Task to complete ::
Select the lines below containing the word "item".

(Records from a data source)

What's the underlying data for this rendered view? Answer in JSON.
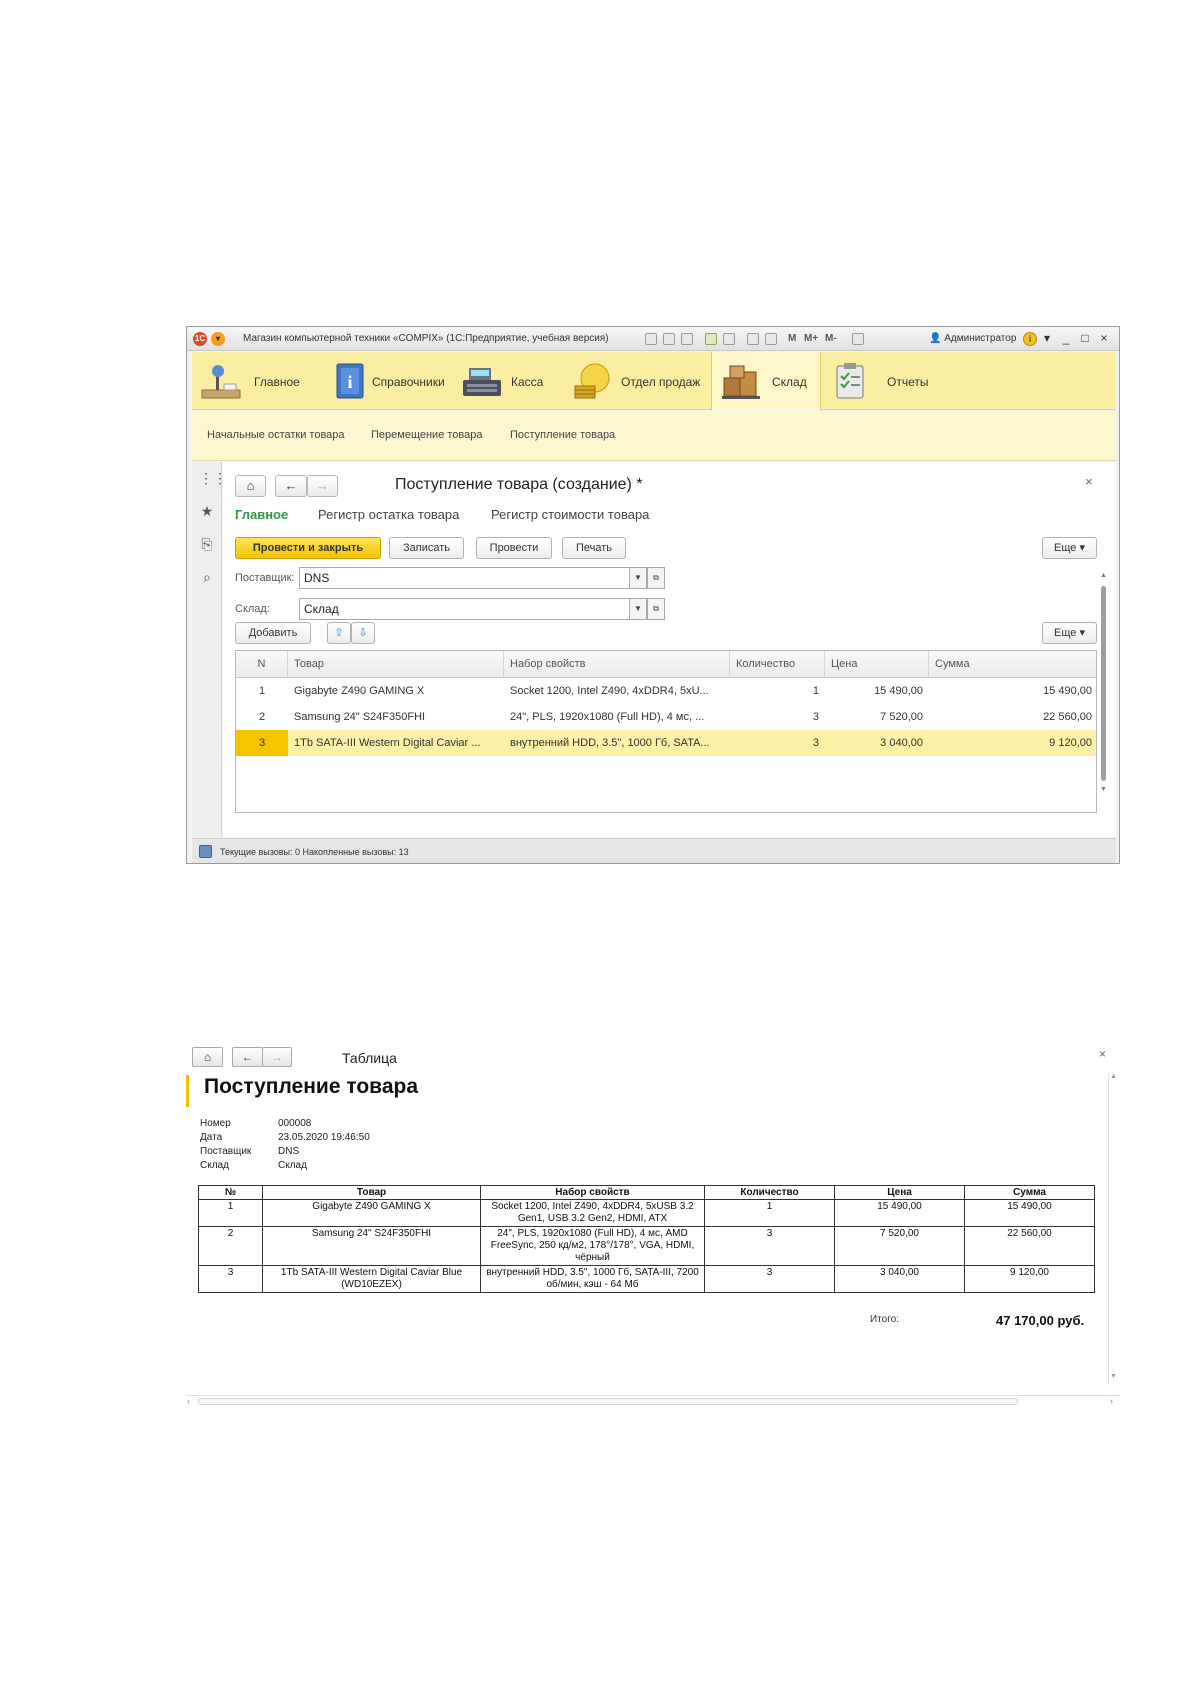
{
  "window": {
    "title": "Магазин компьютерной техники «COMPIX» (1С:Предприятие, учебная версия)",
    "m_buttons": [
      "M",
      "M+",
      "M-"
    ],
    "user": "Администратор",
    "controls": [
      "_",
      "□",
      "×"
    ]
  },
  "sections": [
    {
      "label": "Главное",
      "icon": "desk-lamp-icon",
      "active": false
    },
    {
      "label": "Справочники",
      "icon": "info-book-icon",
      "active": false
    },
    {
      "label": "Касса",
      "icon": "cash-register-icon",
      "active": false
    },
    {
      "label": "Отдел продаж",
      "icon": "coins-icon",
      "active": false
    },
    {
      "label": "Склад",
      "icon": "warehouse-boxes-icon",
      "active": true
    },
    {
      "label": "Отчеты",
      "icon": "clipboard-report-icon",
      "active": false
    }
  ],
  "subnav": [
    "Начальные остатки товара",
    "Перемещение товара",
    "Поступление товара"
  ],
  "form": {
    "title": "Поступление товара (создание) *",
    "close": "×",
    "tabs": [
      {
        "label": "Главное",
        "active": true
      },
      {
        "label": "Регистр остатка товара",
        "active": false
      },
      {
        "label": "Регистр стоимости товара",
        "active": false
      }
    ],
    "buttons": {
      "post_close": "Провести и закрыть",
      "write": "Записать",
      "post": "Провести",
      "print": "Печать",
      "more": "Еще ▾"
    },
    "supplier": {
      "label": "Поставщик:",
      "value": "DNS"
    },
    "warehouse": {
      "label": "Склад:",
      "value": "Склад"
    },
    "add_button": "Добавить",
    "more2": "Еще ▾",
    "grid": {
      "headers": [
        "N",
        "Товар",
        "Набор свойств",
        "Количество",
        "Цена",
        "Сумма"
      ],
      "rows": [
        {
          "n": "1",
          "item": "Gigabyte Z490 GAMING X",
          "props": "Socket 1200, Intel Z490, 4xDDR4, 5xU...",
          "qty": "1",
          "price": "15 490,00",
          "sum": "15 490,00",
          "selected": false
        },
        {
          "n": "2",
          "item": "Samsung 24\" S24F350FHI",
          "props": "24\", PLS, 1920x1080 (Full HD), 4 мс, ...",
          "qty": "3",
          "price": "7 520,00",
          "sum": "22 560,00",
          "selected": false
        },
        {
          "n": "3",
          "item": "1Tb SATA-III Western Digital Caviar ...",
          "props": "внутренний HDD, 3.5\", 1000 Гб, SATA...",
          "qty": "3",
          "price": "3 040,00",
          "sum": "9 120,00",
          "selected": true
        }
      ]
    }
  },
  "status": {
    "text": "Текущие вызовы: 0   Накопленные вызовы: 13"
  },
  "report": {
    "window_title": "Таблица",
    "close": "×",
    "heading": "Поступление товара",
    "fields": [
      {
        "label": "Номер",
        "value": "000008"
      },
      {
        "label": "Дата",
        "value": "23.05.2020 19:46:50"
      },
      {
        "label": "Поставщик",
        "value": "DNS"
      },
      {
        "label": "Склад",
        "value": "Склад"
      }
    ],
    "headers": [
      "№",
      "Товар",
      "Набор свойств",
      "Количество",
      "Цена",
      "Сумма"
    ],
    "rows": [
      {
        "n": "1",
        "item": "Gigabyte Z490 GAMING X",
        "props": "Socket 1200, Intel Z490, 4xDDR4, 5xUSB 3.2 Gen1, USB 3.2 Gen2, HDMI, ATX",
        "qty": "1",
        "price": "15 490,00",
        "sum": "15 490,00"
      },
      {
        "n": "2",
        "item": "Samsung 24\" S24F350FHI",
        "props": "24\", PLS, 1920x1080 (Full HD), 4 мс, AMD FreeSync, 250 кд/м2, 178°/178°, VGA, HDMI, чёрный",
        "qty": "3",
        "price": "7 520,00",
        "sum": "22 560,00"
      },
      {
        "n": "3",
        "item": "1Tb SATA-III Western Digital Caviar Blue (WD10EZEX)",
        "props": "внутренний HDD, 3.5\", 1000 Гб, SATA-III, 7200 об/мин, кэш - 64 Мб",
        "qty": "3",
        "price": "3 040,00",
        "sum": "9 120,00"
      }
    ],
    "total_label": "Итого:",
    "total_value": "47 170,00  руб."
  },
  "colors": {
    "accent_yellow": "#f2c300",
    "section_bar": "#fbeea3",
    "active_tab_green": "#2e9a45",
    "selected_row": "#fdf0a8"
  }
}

Result ::
          "item": "Gigabyte Z490 GAMING X",
          "item": "Samsung 24\" S24F350FHI",
          "item": "1Tb SATA-III Western Digital Caviar ...",
        "item": "Gigabyte Z490 GAMING X",
        "item": "Samsung 24\" S24F350FHI",
        "item": "1Tb SATA-III Western Digital Caviar Blue (WD10EZEX)",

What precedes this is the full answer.